My trip to Japan starts a long time ago. Before the last minute panic with the iPad. Before all the research I did on the web. Before I booked the package tour in February. Years before.

My father is very much interested in Japanese culture. He has been a major figure in the British Origami Society, and did his best to get my sister and I folding in paper too. He let me stay up late one night to watch "Seven Samurai" by the famous Japanese film director Akira Kurosawa. That influence has rubbed off on me, film is one of my major addictions.

My father also had "Zen and the art of motorcycle maintenance" to lead me down another path. He has written quite a few koans. I do tend towards the mystical, the trancendental. The mystic East they say, I suspect that mystic there means more hard to understand.

My mother gave me money towards going to Japan when I first mentioned I was thinking of going. I failed to make the trip while she was alive (one of my many failures). So this trip is a necessary step for completeness. This exact time was largely dictated by using up days of leave I had carried over from 2012. So I started surfing for package tours in Japan, feeling I couldn't organise the details myself.

I chose Magical Japan to go with. Unless I were to do holidays with a range of travel agencies it's hard to compare. They answered my silly questions, were nice enough to deal with. I got them to book the flights but I think I was wrong to do so now - it would have simpler for me to do so. They had to see what was there, then check with me before they booked.
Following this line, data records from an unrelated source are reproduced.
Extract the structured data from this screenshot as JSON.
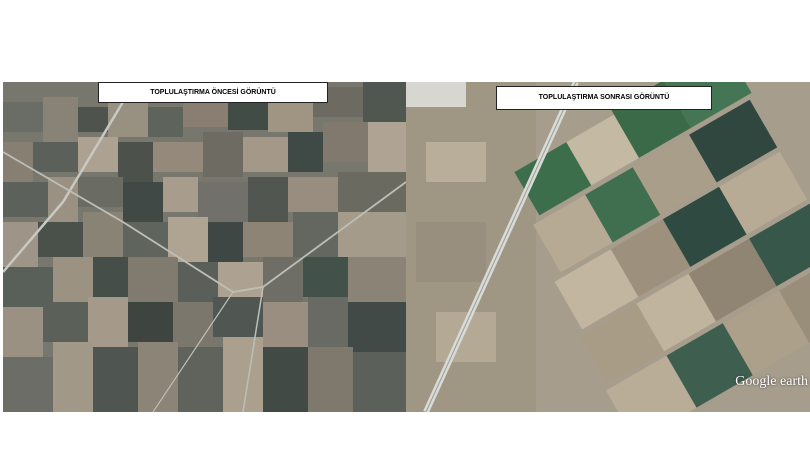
{
  "panels": {
    "before": {
      "label": "TOPLULAŞTIRMA ÖNCESİ GÖRÜNTÜ"
    },
    "after": {
      "label": "TOPLULAŞTIRMA SONRASI GÖRÜNTÜ",
      "watermark": "Google earth"
    }
  },
  "colors": {
    "field_dark": "#3e4a45",
    "field_mid": "#7d7d74",
    "field_light": "#b2a99a",
    "field_green": "#3c6c4c",
    "field_pale": "#c9bea9",
    "road": "#cfd2cc"
  }
}
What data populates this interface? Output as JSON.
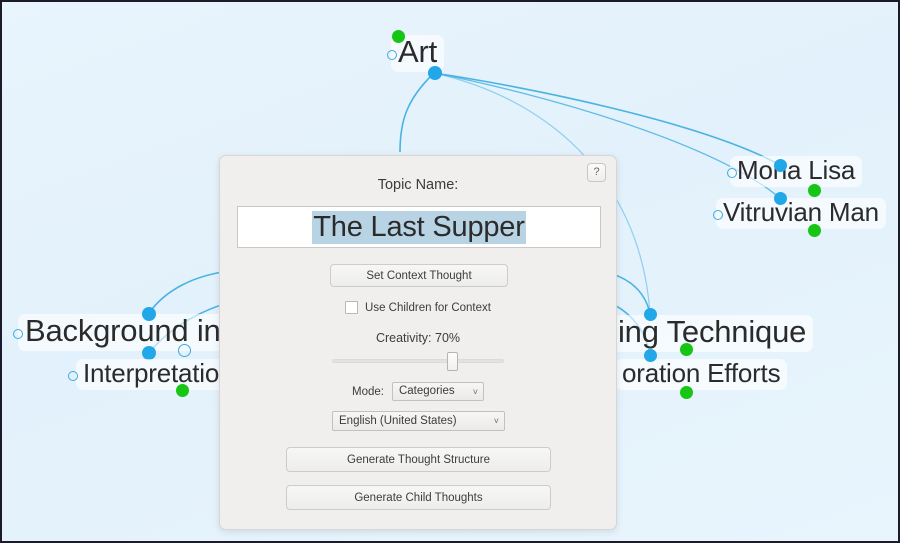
{
  "canvas": {
    "background_color": "#e5f1fb",
    "link_color": "#4ab3e3",
    "node_dot_blue": "#22a7e8",
    "node_dot_green": "#17c514",
    "nodes": [
      {
        "id": "art",
        "label": "Art"
      },
      {
        "id": "mona-lisa",
        "label": "Mona Lisa"
      },
      {
        "id": "vitruvian-man",
        "label": "Vitruvian Man"
      },
      {
        "id": "background-info",
        "label": "Background info"
      },
      {
        "id": "interpretation",
        "label": "Interpretation"
      },
      {
        "id": "painting-technique",
        "label": "ing Technique"
      },
      {
        "id": "restoration-efforts",
        "label": "oration Efforts"
      }
    ]
  },
  "dialog": {
    "help_label": "?",
    "topic_label": "Topic Name:",
    "topic_value": "The Last Supper",
    "set_context_label": "Set Context Thought",
    "use_children_label": "Use Children for Context",
    "creativity_label": "Creativity: 70%",
    "creativity_percent": 70,
    "mode_label": "Mode:",
    "mode_value": "Categories",
    "language_value": "English (United States)",
    "caret_glyph": "˅",
    "generate_structure_label": "Generate Thought Structure",
    "generate_children_label": "Generate Child Thoughts"
  }
}
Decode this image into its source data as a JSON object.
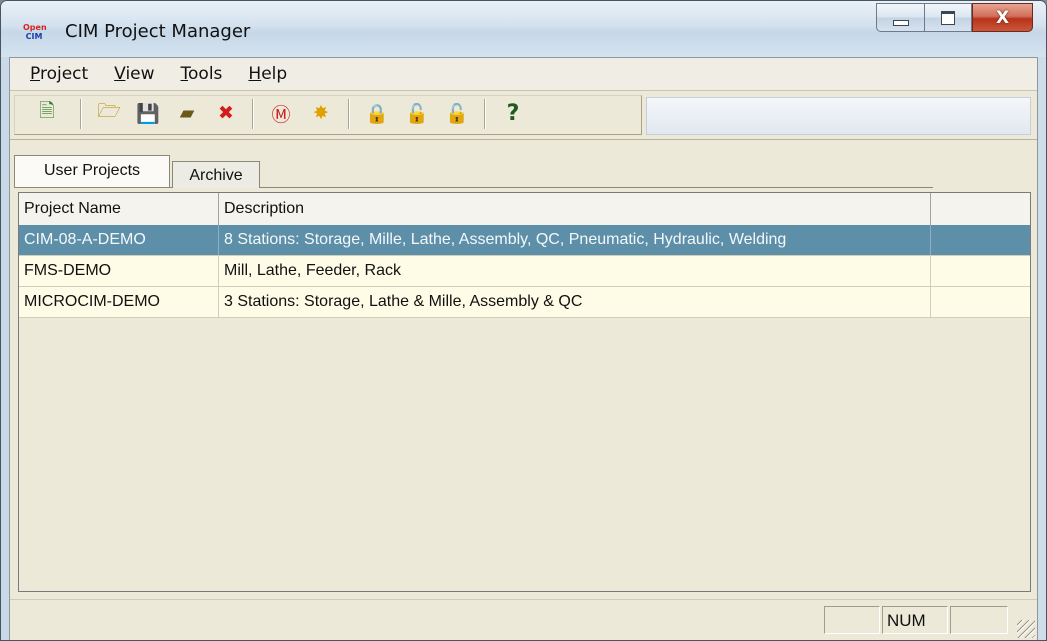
{
  "window": {
    "title": "CIM Project Manager",
    "app_icon_text": [
      "Open",
      "CIM"
    ],
    "caption": {
      "minimize": "—",
      "maximize": "□",
      "close": "X"
    }
  },
  "menu": [
    "Project",
    "View",
    "Tools",
    "Help"
  ],
  "toolbar": [
    {
      "icon": "new-project-icon",
      "glyph": "🗎",
      "color": "#2e7d2e",
      "enabled": true
    },
    {
      "icon": "open-folder-icon",
      "glyph": "🗁",
      "color": "#b38600",
      "enabled": true
    },
    {
      "icon": "save-icon",
      "glyph": "💾",
      "color": "#111111",
      "enabled": true
    },
    {
      "icon": "folder-icon",
      "glyph": "▰",
      "color": "#6b5a16",
      "enabled": true
    },
    {
      "icon": "delete-icon",
      "glyph": "✖",
      "color": "#d41c1c",
      "enabled": true
    },
    {
      "icon": "monitor-icon",
      "glyph": "Ⓜ",
      "color": "#c81e1e",
      "enabled": true
    },
    {
      "icon": "burst-icon",
      "glyph": "✸",
      "color": "#e0a000",
      "enabled": true
    },
    {
      "icon": "lock-icon",
      "glyph": "🔒",
      "color": "#333333",
      "enabled": true
    },
    {
      "icon": "unlock-icon",
      "glyph": "🔓",
      "color": "#b4b0a0",
      "enabled": false
    },
    {
      "icon": "folder-lock-icon",
      "glyph": "🔓",
      "color": "#b4b0a0",
      "enabled": false
    },
    {
      "icon": "help-icon",
      "glyph": "?",
      "color": "#1f5a1f",
      "enabled": true
    }
  ],
  "tabs": [
    {
      "label": "User Projects",
      "active": true
    },
    {
      "label": "Archive",
      "active": false
    }
  ],
  "grid": {
    "columns": [
      "Project Name",
      "Description"
    ],
    "rows": [
      {
        "name": "CIM-08-A-DEMO",
        "description": "8 Stations: Storage, Mille, Lathe, Assembly, QC, Pneumatic, Hydraulic, Welding",
        "selected": true
      },
      {
        "name": "FMS-DEMO",
        "description": "Mill, Lathe, Feeder, Rack",
        "selected": false
      },
      {
        "name": "MICROCIM-DEMO",
        "description": "3 Stations: Storage, Lathe & Mille, Assembly & QC",
        "selected": false
      }
    ]
  },
  "status": {
    "num_indicator": "NUM"
  }
}
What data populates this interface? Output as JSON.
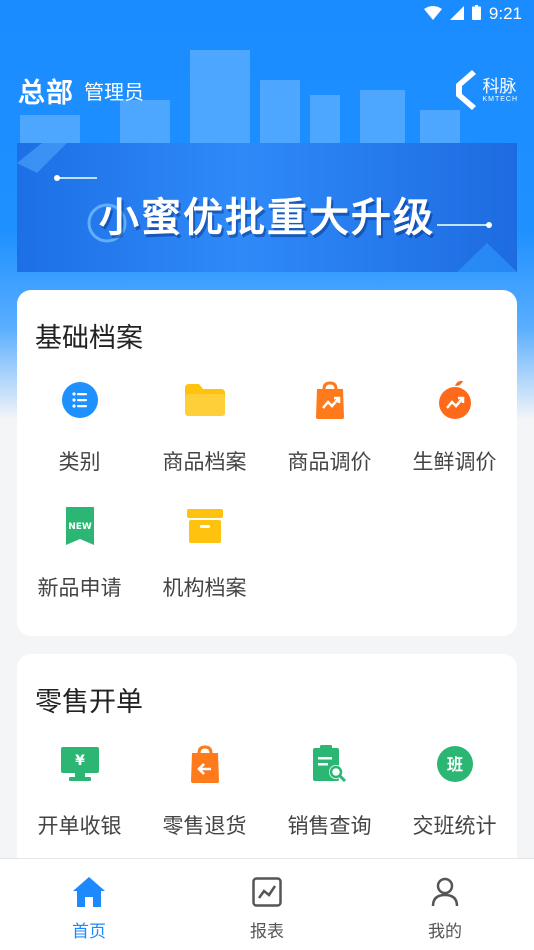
{
  "status_bar": {
    "time": "9:21"
  },
  "header": {
    "org": "总部",
    "role": "管理员",
    "brand_name": "科脉",
    "brand_sub": "KMTECH"
  },
  "banner": {
    "title": "小蜜优批重大升级"
  },
  "sections": [
    {
      "title": "基础档案",
      "items": [
        {
          "label": "类别",
          "icon": "list-icon",
          "color": "#1e90ff"
        },
        {
          "label": "商品档案",
          "icon": "folder-icon",
          "color": "#ffc20e"
        },
        {
          "label": "商品调价",
          "icon": "shopping-bag-trend-icon",
          "color": "#ff7a1a"
        },
        {
          "label": "生鲜调价",
          "icon": "fruit-trend-icon",
          "color": "#ff6a1a"
        },
        {
          "label": "新品申请",
          "icon": "new-badge-icon",
          "color": "#2bb673"
        },
        {
          "label": "机构档案",
          "icon": "archive-box-icon",
          "color": "#ffc20e"
        }
      ]
    },
    {
      "title": "零售开单",
      "items": [
        {
          "label": "开单收银",
          "icon": "cash-register-icon",
          "color": "#2bb673"
        },
        {
          "label": "零售退货",
          "icon": "return-bag-icon",
          "color": "#ff7a1a"
        },
        {
          "label": "销售查询",
          "icon": "sales-search-icon",
          "color": "#2bb673"
        },
        {
          "label": "交班统计",
          "icon": "shift-stats-icon",
          "color": "#2bb673",
          "glyph": "班"
        }
      ]
    }
  ],
  "tabbar": [
    {
      "label": "首页",
      "icon": "home-icon",
      "active": true
    },
    {
      "label": "报表",
      "icon": "chart-icon",
      "active": false
    },
    {
      "label": "我的",
      "icon": "user-icon",
      "active": false
    }
  ],
  "colors": {
    "primary": "#1e88ff",
    "hero_bg": "#1a8cff"
  }
}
I did a lot of research into the cities I was due to visit (Tokyo, Kyoto, and Osaka) trying to make I could navigate around in a strange land. Strangely I had problems in practice getting around London! I collected Japanese phrases, maps, notes on using trains and underground systems. I planned to make a lot of use of my iPad to hold the notes and documents on.

And all too soon the departure day came along. Virginia and I took a fish and chip takeaway round to Dad for lunch before I caught the National Express coach down to London on the following day. But I got freaked out when I tried to set up the mail accounts on the iPad so I could stay in touch as I traversed the globe. The iPad died . . . tried restoring a backup but the backup was corrupt. So in the end I had to reinstall everything from scratch.
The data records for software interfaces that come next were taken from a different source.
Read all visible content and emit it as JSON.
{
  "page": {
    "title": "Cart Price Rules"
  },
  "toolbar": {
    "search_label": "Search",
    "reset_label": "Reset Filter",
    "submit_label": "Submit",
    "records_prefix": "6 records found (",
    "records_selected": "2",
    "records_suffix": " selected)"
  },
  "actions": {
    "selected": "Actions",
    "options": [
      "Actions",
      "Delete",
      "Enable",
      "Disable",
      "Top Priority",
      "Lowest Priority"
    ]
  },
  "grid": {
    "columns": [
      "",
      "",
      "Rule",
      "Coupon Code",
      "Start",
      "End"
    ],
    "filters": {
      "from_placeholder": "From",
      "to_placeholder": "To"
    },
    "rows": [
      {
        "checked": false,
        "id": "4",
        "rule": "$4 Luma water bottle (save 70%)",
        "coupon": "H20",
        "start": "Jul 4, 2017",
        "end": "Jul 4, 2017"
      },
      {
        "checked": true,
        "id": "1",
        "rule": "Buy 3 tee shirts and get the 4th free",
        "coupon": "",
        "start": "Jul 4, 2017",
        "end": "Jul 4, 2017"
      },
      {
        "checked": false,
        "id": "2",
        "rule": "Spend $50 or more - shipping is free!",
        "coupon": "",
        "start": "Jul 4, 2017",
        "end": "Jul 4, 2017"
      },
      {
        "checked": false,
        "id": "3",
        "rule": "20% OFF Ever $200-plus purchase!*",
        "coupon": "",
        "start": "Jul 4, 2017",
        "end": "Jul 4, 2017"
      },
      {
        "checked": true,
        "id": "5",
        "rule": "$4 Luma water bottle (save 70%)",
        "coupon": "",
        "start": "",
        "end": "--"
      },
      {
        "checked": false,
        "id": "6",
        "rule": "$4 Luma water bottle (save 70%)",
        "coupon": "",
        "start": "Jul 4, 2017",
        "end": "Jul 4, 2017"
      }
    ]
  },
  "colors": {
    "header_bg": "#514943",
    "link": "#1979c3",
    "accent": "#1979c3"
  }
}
But I was packed and readyish when Virginia dropped me at the Trumpington Park and Ride for the National Express coach to Stratford. The coach wound its way through what seemed squalid backstreets of London, and eventually stopped deep in the urban jungle with no sign of Stratford DLR station. The driver did point me in a certain direction, and by following vague clues I followed a dubious path through a shopping mall. And there was the station! Finding platform 17 involved several trips in the lifts, I got used to using the lifts as I was encumbered with a suitcase.

My Oyster card saw me to the Customs House DLR station but finding the right Ibis hotel was arduous. I went to the only Ibis hotel I could see but after walking right round the building to find the entrance I found I had the wrong one. The desk clerk erroneously directed over the river so I had a haul over Victoria Docks before a kind lady in a winebar put me on the right track. The right Ibis hotel was in stealth mode by a building site. I was grateful for the bare room with cracked toilet seat. Despite what it claimed on the website I booked on I discovered no airport shuttle! A good clerk Khan did help me use their free Wifi, one plus.

Had a wander out to see if there were any reasonably priced eateries at the Excel centre, there weren't. Did at least discover I had omitted to swipe my Oyster card at the end of my DLR journey when I saw someone using a strange device. I resorted to a chicken burger at the hotel in a very dark restaurant, adding dollops of tomato ketchup so it had some nutritional value. My stomach told me what it thought of the meal for some time afterwards!